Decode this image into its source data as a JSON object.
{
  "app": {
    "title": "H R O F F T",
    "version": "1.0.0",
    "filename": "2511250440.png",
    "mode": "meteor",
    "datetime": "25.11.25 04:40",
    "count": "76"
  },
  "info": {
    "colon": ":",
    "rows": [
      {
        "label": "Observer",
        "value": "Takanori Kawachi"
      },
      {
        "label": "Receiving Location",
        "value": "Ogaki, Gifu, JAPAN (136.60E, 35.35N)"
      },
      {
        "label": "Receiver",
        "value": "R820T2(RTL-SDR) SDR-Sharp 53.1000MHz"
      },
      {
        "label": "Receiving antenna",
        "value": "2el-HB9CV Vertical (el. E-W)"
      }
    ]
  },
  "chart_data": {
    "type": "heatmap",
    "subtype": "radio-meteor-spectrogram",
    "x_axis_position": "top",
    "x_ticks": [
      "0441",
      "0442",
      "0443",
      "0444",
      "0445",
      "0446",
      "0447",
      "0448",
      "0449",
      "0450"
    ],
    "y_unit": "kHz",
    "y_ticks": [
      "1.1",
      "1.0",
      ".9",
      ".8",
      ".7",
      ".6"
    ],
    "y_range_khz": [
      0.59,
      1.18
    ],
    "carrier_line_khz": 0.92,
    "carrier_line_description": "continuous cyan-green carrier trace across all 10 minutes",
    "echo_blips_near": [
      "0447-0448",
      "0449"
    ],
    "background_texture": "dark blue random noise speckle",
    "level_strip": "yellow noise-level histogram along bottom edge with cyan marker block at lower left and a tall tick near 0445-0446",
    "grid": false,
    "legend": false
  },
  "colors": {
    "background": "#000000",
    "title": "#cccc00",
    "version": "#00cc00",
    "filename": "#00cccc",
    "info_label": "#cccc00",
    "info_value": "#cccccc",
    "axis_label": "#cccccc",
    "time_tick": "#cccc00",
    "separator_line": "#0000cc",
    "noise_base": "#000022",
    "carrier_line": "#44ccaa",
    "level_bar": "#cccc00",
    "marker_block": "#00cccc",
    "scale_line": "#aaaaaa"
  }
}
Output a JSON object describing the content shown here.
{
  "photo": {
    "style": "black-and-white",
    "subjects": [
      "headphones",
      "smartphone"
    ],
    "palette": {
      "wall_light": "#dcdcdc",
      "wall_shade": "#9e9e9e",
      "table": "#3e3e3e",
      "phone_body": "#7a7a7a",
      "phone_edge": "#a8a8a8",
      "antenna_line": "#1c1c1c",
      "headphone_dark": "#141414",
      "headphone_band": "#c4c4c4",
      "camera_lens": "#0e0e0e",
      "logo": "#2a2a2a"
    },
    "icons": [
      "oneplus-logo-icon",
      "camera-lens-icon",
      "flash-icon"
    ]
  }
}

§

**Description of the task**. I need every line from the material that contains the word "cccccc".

**Reply**.
    "info_value": "#cccccc",
    "axis_label": "#cccccc",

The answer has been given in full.